“From childhood, we gather information that will guide our lives. We never stop asking questions and we depend on everyone - parents, friends, community - to join this amazing adventure. The Scott Family Amazeum, a hands-on museum for children and families in Northwest Arkansas, is the dream of a community - to educate people in the best ways possible for whatever lies ahead and to engage the entire family in exploration, learning, and fun.”


The out-of-classroom learning opportunities available to students in Northwest Arkansas are world class. Consider the Scott Family Amazeum, a museum for children and families, where everything is hands-on and designed to be touched, climbed on, and interacted with. Exhibits work to engage the imagination and to bring art and science to life. Of course, Crystal Bridges Museum of American Art, recognized as one of the most important American art museums to open in the United States in the past decade, never charges an admission fee although it does charge fees for special, temporary exhibits.

The Fayetteville Public Library has an entire page devoted to events for children. The Siloam Springs Public Library, which opened this year, will be offering events geared towards children as well.

Walton Arts Center offers programs designed to incorporate the arts into students’ lives. More than 27,000 students in more than 100 schools annually experience a live performance at Walton Arts Center as part of the Colgate Classroom Series season. An additional 350 teachers learned to use the arts to teach core curriculum subjects that more than 11,000 students learned.

Organizations to Watch

There are so many great people in Northwest Arkansas dedicated to providing rich educational experiences to our students. We’ll periodically introduce you to them here.

Apple Seeds is a farm-to-table program that started as school gardens across the region, arming teachers with project-based learning opportunities.
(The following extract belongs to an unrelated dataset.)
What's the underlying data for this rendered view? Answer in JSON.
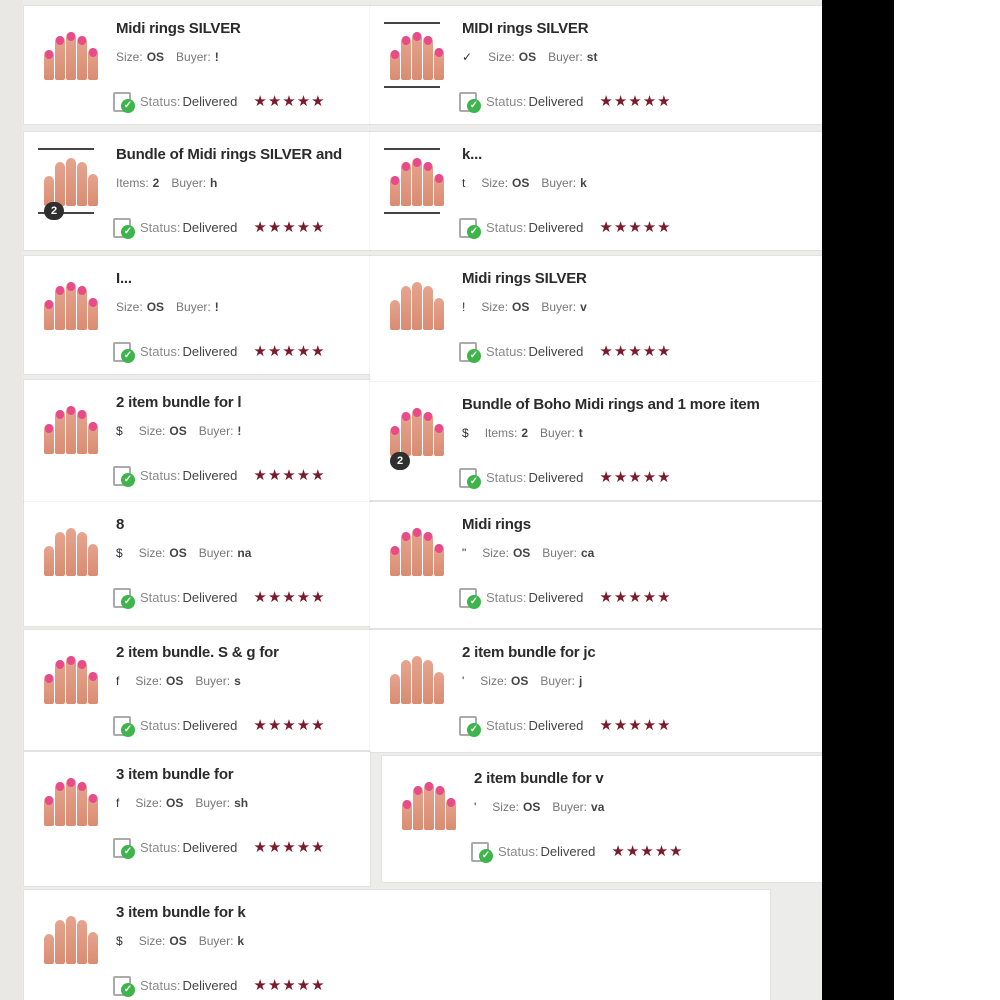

It has expanded its offerings to include supplemental material for educators teaching the common-core curriculum. Their stake in the community has grown from a few school gardens to two working, teaching farms used for field trips. Students who visit the working farms embrace putting their hands in the dirt for an afternoon.

One of Apple Seeds’ purpose is to inspire healthy living and positive food choices by connecting students to food sources. One of the co-executive directors, Mary Thompson, sums it up perfectly when she says, “We want to get them excited about vegetables.” No small task, right?

Research shows Apple Seeds is making a difference. About 95% of students who took a field trip to a teaching farm tried a new vegetable, and 80% of students viewed vegetables more favorably after their interaction with Apple Seeds.

Art Feeds is somewhat of a newcomer to Northwest Arkansas, but that hasn’t slowed their community impact. The founder, Meg Bourne, started Art Feeds in Joplin when the Missouri community was recovering from the May 2011 tornado that wiped out a large swath of the city. Art Feeds’ curriculum is designed to reduce fear, stress and anxiety in students and increase creative problem solving, collaboration and self worth.

The first NWA Art Feeds project was a 14-foot mural designed and produced by fourth-grade students at Parson Hills Elementary School in Springdale. The unveiling of the mural was a proud community moment for the students, educators and volunteers.

Apple Seeds and Art Feeds are two community-led programs that offer supplemental instruction and project-based learning opportunities for students in Northwest Arkansas.

This mural has been a big self-esteem builder for the students. It did a lot of great things for our kids academically, socially, emotionally, but also it was just fun for them.

-Heather Cooper

Parson Hill Elementary School Principal